The National Association of Social Workers [NASW] code of ethics calls upon social workers to “help people in need,” “address social problems,” “challenge social injustice,” and “respect the inherent dignity and worth of the person” (NASW, n.d.). It is our duty as social work professionals and, further, as humans, to prioritize the health and needs of marginalized members of our communities. I call upon my fellow social workers to center New Yorkers experiencing homelessness and to uplift and amplify their demands throughout COVID-19 and beyond. The inability for all individuals experiencing homelessness to access safe rooms in order to follow guidelines and protocol set forth by the city and the nation’s leading experts on COVID-19 is unforgivable. It demonstrates the ways in which racism, white supremacy, privilege, and power have infiltrated the issues facing homeless families and individuals as they are confronted with the choice of risking contracting COVID-19 in overcrowded shelters or facing nights outdoors to achieve social distancing guidelines.  For the vast majority of individuals experiencing homelessness with at least one disability, the consequences of these choices could be fatal.

The pandemic has affected each of us. In order to recover as a city and as a community, we must come together and understand that one person’s suffering is all of our suffering. Social workers, it is our responsibility to be at the front of this movement, reminding people of the values we serve daily.


City of New York. (2019). New York City youth count 2018. https://www1.nyc.gov/assets/cidi/downloads/pdfs/NYC-Youth-Count-Findings-2018.pdf

City of New York. (n.d.). New York City HOPE 2020 results. https://www1.nyc.gov/assets/dhs/downloads/pdf/hope-2020-results.pdf

Coalition for the Homeless. (2021, February). Basic facts about homelessness: New York City. Retrieved February 27, 2021, from https://www.coalitionforthehomeless.org/basic-facts-about-homelessness-new-york-city/

Coalition for the Homeless. (2020). New York City homeless municipal shelter population, 1983-present. https://www.coalitionforthehomeless.org/wp-content/uploads/2020/03/NYCHomelessShelterPopulation-Worksheet1983-Present.pdf

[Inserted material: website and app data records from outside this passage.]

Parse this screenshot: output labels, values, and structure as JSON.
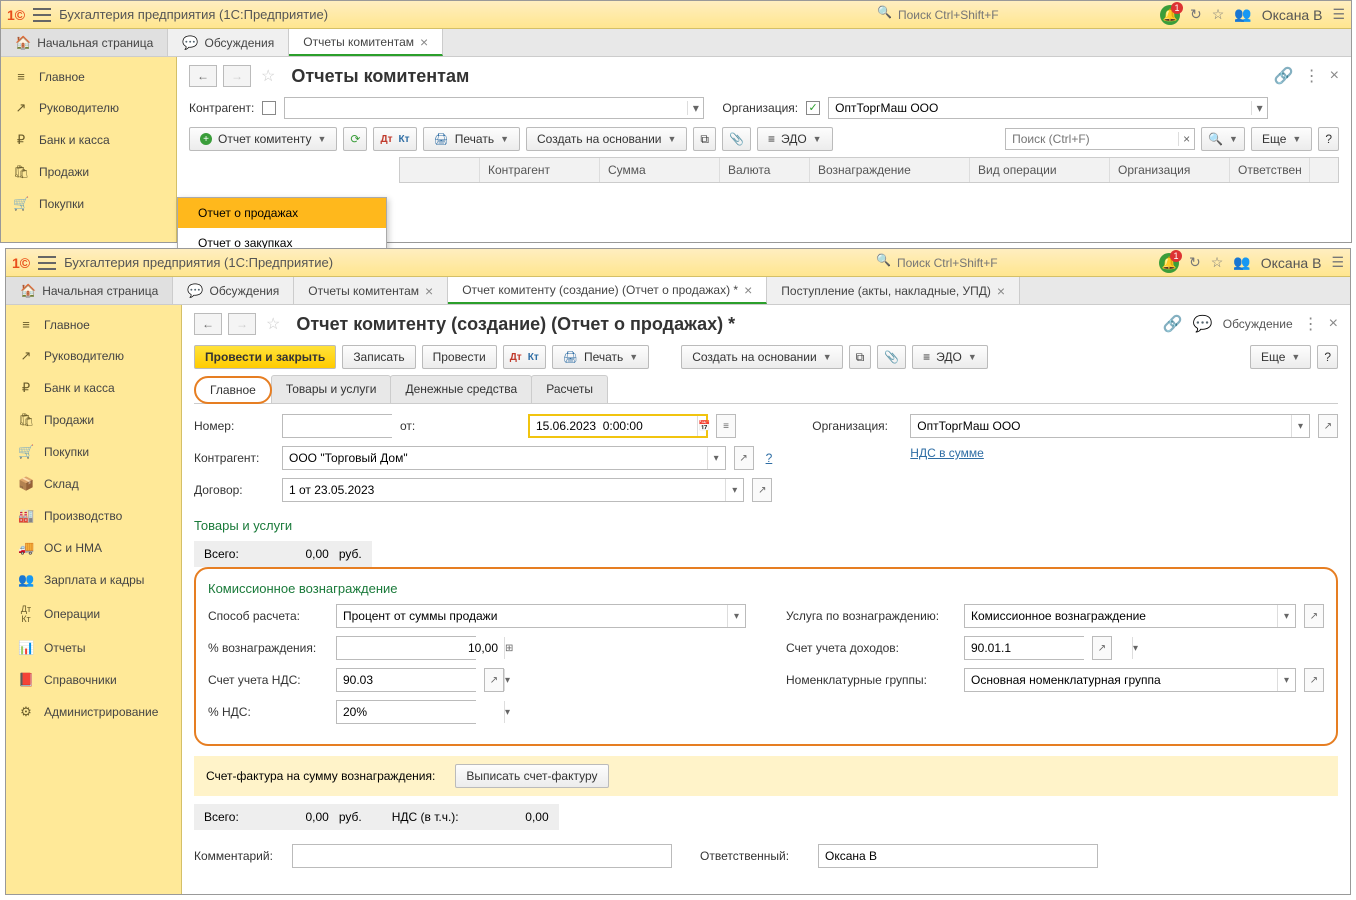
{
  "app": {
    "title": "Бухгалтерия предприятия  (1С:Предприятие)",
    "search_placeholder": "Поиск Ctrl+Shift+F",
    "notifications": "1",
    "user": "Оксана В"
  },
  "tabs_top": {
    "home": "Начальная страница",
    "discuss": "Обсуждения",
    "reports": "Отчеты комитентам"
  },
  "sidebar1": [
    {
      "icon": "≡",
      "label": "Главное"
    },
    {
      "icon": "↗",
      "label": "Руководителю"
    },
    {
      "icon": "₽",
      "label": "Банк и касса"
    },
    {
      "icon": "🛍",
      "label": "Продажи"
    },
    {
      "icon": "🛒",
      "label": "Покупки"
    }
  ],
  "page1": {
    "title": "Отчеты комитентам",
    "filter": {
      "counterparty_label": "Контрагент:",
      "org_label": "Организация:",
      "org_value": "ОптТоргМаш ООО"
    },
    "toolbar": {
      "create_label": "Отчет комитенту",
      "print_label": "Печать",
      "create_based": "Создать на основании",
      "edo": "ЭДО",
      "search_placeholder": "Поиск (Ctrl+F)",
      "more": "Еще"
    },
    "dropdown": {
      "item1": "Отчет о продажах",
      "item2": "Отчет о закупках"
    },
    "columns": [
      "",
      "Контрагент",
      "Сумма",
      "Валюта",
      "Вознаграждение",
      "Вид операции",
      "Организация",
      "Ответствен"
    ]
  },
  "tabs_bottom": {
    "home": "Начальная страница",
    "discuss": "Обсуждения",
    "reports": "Отчеты комитентам",
    "create": "Отчет комитенту (создание) (Отчет о продажах) *",
    "receipt": "Поступление (акты, накладные, УПД)"
  },
  "sidebar2": [
    {
      "icon": "≡",
      "label": "Главное"
    },
    {
      "icon": "↗",
      "label": "Руководителю"
    },
    {
      "icon": "₽",
      "label": "Банк и касса"
    },
    {
      "icon": "🛍",
      "label": "Продажи"
    },
    {
      "icon": "🛒",
      "label": "Покупки"
    },
    {
      "icon": "📦",
      "label": "Склад"
    },
    {
      "icon": "🏭",
      "label": "Производство"
    },
    {
      "icon": "🚚",
      "label": "ОС и НМА"
    },
    {
      "icon": "👥",
      "label": "Зарплата и кадры"
    },
    {
      "icon": "Дт",
      "label": "Операции"
    },
    {
      "icon": "📊",
      "label": "Отчеты"
    },
    {
      "icon": "📕",
      "label": "Справочники"
    },
    {
      "icon": "⚙",
      "label": "Администрирование"
    }
  ],
  "page2": {
    "title": "Отчет комитенту (создание) (Отчет о продажах) *",
    "discuss_btn": "Обсуждение",
    "toolbar": {
      "post_close": "Провести и закрыть",
      "save": "Записать",
      "post": "Провести",
      "print": "Печать",
      "create_based": "Создать на основании",
      "edo": "ЭДО",
      "more": "Еще"
    },
    "form_tabs": [
      "Главное",
      "Товары и услуги",
      "Денежные средства",
      "Расчеты"
    ],
    "fields": {
      "number_label": "Номер:",
      "from_label": "от:",
      "date_value": "15.06.2023  0:00:00",
      "org_label": "Организация:",
      "org_value": "ОптТоргМаш ООО",
      "counterparty_label": "Контрагент:",
      "counterparty_value": "ООО \"Торговый Дом\"",
      "nds_link": "НДС в сумме",
      "contract_label": "Договор:",
      "contract_value": "1 от 23.05.2023",
      "goods_section": "Товары и услуги",
      "total_label": "Всего:",
      "total_value": "0,00",
      "currency": "руб.",
      "commission_section": "Комиссионное вознаграждение",
      "calc_method_label": "Способ расчета:",
      "calc_method_value": "Процент от суммы продажи",
      "service_label": "Услуга по вознаграждению:",
      "service_value": "Комиссионное вознаграждение",
      "percent_label": "% вознаграждения:",
      "percent_value": "10,00",
      "income_acc_label": "Счет учета доходов:",
      "income_acc_value": "90.01.1",
      "nds_acc_label": "Счет учета НДС:",
      "nds_acc_value": "90.03",
      "nomen_label": "Номенклатурные группы:",
      "nomen_value": "Основная номенклатурная группа",
      "nds_percent_label": "% НДС:",
      "nds_percent_value": "20%",
      "invoice_label": "Счет-фактура на сумму вознаграждения:",
      "invoice_btn": "Выписать счет-фактуру",
      "total2_label": "Всего:",
      "total2_value": "0,00",
      "currency2": "руб.",
      "nds_incl_label": "НДС (в т.ч.):",
      "nds_incl_value": "0,00",
      "comment_label": "Комментарий:",
      "responsible_label": "Ответственный:",
      "responsible_value": "Оксана В"
    }
  }
}
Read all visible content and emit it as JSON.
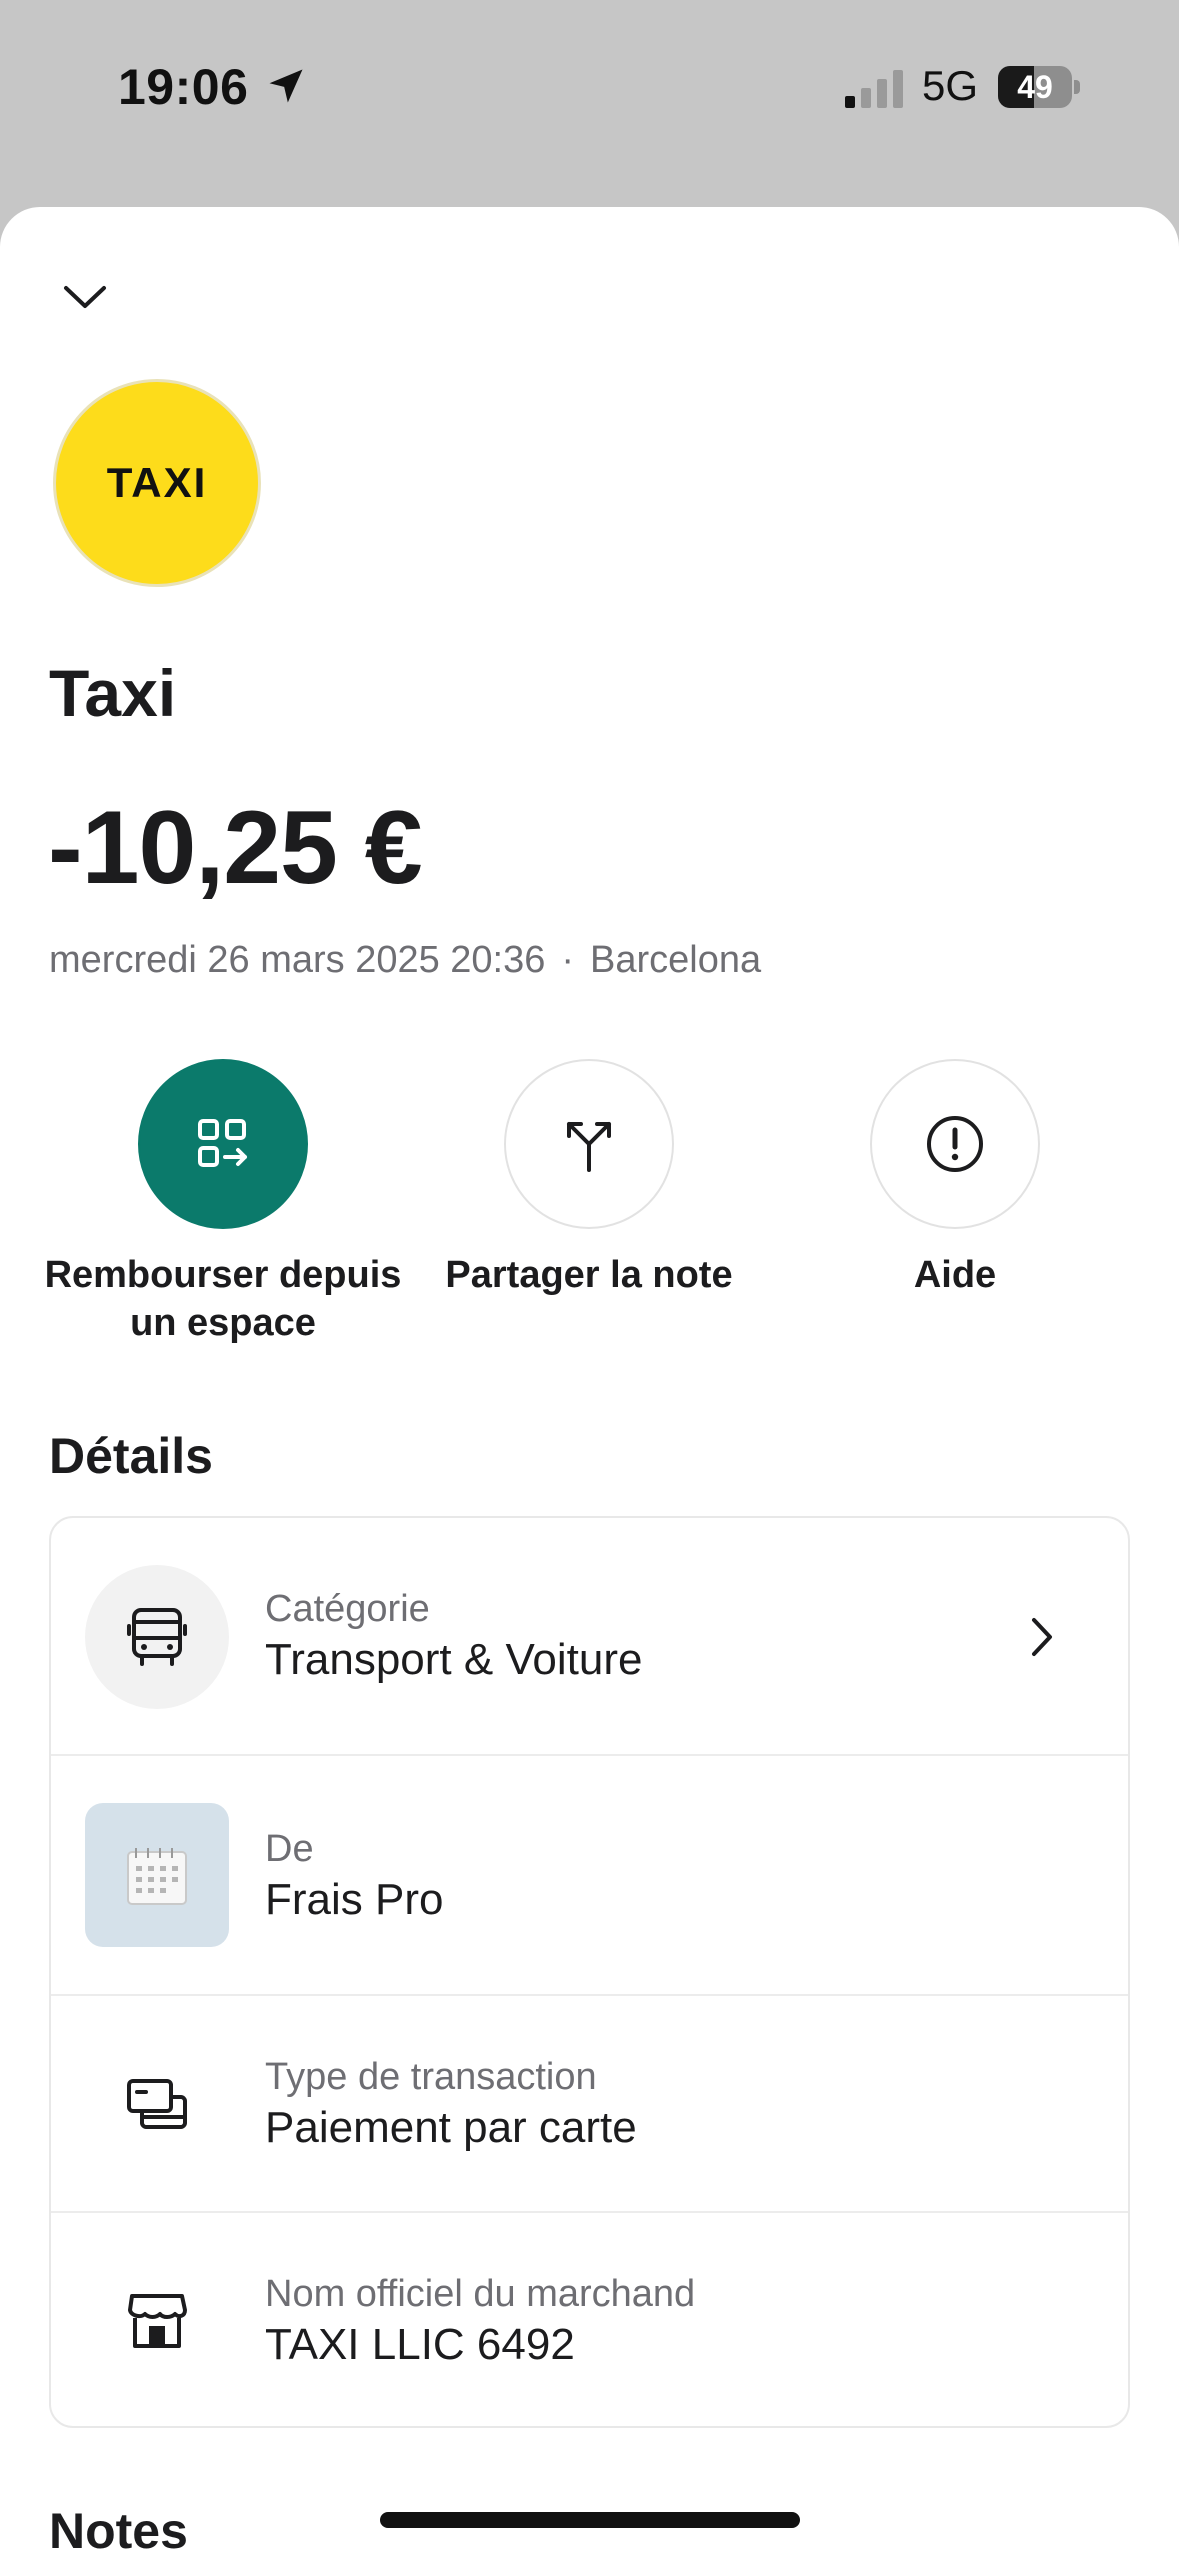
{
  "status_bar": {
    "time": "19:06",
    "network": "5G",
    "battery_level": "49",
    "battery_fraction": 0.49
  },
  "merchant": {
    "logo_text": "TAXI",
    "name": "Taxi",
    "logo_color": "#fddc1b"
  },
  "transaction": {
    "amount": "-10,25 €",
    "date": "mercredi 26 mars 2025 20:36",
    "separator": "·",
    "location": "Barcelona"
  },
  "actions": [
    {
      "label": "Rembourser depuis un espace",
      "icon": "reimburse-icon",
      "color": "#0b7a6b"
    },
    {
      "label": "Partager la note",
      "icon": "split-icon"
    },
    {
      "label": "Aide",
      "icon": "help-icon"
    }
  ],
  "details": {
    "title": "Détails",
    "rows": [
      {
        "label": "Catégorie",
        "value": "Transport & Voiture",
        "icon": "bus-icon"
      },
      {
        "label": "De",
        "value": "Frais Pro",
        "icon": "calendar-icon"
      },
      {
        "label": "Type de transaction",
        "value": "Paiement par carte",
        "icon": "cards-icon"
      },
      {
        "label": "Nom officiel du marchand",
        "value": "TAXI LLIC 6492",
        "icon": "store-icon"
      }
    ]
  },
  "notes": {
    "title": "Notes"
  }
}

Coalition for the Homeless. (n.d). Facts about homelessness. Retrieved November 28, 2020, from https://www.coalitionforthehomeless.org/facts-about-homelessness/

Culhane, D.P., Metraux, S., Byrne, T., Stino, M. and Bainbridge, J. (2013), The age structure of   contemporary homelessness: Evidence and implications for public policy. Analyses of Social Issues and Public Policy, 13(1), 228-244. https://doi.org/10.1111/asap.12004

Lima, N. N., Souza, R. I., Feitosa, P. W., Moreira, J. L., Silva, C. G., & Neto, M. L. (2020). People experiencing homelessness: Their potential exposure to COVID-19. Psychiatry Research, 288(112945), 1-2. https://doi:10.1016/j.psychres.2020.112945

National Association of Social Workers. (n.d.) Read the Code of Ethics. https://www.socialworkers.org/About/Ethics/Code-of-Ethics/Code-of-Ethics-English

New York City Mayor’s Office of Operations. (2021, January). Mayor’s management report: Preliminary fiscal 2021. City of New York. https://www1.nyc.gov/assets/operations/downloads/pdf/pmmr2021/2021_pmmr.pdf

Nortz, S. (2020, May 18). Testimony on the disparate impact of COVID-19 on homeless people in New York City before the NYS Legislature prepared by Shelly Nortz, Deputy Executive Director for Policy Coalition for the Homeless. Coalition for the Homeless. https://www.coalitionforthehomeless.org/wp-content/uploads/2020/05/COVID-19TestimonyMay182020.pdf

Routhier, G. (2020). State of the homeless 2020: Governor and mayor to blame as New York enters fifth decade of homelessness crisis. Coalition for the Homeless. https://www.coalitionforthehomeless.org/wp-content/uploads/2020/03/StateofTheHomeless2020.pdf